> [Data for analysis]:
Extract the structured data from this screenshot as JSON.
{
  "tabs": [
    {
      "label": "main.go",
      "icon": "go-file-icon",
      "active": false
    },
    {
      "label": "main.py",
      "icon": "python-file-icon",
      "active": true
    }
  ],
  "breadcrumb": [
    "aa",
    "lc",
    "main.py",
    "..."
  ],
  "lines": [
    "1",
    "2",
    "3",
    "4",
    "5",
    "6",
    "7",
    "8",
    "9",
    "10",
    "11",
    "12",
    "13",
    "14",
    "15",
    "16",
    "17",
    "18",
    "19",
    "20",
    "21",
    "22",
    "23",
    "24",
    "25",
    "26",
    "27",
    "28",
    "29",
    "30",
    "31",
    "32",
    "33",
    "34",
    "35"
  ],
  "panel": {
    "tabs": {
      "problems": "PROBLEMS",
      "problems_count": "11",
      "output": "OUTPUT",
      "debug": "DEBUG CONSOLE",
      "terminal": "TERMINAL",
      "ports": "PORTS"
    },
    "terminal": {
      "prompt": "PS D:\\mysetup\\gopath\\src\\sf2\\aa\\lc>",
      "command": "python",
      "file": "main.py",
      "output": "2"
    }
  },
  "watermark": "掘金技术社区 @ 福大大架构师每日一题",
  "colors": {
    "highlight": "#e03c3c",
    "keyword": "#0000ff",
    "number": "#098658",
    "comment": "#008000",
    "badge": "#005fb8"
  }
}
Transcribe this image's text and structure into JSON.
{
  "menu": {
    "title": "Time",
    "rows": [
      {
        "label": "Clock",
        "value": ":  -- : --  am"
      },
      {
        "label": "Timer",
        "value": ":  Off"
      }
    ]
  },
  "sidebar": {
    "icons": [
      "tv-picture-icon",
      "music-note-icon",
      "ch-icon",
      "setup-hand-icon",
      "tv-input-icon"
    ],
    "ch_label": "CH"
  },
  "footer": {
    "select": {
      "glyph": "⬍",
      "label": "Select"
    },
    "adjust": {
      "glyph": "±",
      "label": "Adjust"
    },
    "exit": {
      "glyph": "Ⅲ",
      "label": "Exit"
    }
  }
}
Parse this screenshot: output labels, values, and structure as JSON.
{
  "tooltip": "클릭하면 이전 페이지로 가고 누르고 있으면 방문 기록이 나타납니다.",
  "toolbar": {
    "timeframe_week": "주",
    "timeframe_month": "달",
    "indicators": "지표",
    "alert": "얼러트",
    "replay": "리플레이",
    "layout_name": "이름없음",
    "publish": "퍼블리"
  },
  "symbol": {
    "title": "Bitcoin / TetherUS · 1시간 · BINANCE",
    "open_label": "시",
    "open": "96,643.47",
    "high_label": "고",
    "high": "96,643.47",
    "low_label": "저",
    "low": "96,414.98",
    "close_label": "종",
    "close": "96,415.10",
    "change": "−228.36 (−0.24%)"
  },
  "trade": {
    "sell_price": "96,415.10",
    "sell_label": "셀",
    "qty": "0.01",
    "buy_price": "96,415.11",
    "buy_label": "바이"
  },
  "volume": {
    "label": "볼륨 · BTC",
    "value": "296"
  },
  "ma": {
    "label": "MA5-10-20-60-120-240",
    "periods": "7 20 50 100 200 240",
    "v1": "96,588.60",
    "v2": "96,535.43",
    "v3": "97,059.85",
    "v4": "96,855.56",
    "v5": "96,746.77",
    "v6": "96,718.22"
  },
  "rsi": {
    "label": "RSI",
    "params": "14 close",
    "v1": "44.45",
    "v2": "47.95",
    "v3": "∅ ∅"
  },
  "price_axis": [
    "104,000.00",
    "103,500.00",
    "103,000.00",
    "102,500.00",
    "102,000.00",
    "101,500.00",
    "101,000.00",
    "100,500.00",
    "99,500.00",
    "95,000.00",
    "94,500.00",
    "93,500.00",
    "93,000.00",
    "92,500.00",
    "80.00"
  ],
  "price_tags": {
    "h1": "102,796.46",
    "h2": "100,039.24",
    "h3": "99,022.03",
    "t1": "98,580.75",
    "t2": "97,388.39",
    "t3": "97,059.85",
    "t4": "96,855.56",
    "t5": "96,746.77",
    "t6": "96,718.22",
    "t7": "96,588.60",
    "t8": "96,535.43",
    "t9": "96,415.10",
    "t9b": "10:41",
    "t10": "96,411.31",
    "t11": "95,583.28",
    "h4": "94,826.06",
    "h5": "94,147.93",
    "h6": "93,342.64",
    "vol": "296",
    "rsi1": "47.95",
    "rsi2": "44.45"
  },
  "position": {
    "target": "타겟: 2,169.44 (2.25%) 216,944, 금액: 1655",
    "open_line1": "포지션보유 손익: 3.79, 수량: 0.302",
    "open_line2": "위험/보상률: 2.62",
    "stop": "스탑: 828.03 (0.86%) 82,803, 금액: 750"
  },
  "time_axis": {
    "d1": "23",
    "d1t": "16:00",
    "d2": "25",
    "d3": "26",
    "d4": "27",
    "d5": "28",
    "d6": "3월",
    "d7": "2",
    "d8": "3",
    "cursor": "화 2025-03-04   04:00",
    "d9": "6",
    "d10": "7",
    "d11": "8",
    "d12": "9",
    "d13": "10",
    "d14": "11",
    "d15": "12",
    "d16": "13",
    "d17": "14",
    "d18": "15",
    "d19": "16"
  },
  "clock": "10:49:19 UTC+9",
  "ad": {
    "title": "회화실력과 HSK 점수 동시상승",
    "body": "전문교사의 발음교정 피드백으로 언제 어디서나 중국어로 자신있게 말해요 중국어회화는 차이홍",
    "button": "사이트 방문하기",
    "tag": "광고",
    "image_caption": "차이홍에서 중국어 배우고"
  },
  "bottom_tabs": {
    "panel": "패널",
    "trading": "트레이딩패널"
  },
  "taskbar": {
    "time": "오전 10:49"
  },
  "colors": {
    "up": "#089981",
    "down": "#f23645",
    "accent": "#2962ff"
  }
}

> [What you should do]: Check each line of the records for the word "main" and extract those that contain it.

> [Your response]:
      "label": "main.go",
      "label": "main.py",
    "main.py",
      "file": "main.py",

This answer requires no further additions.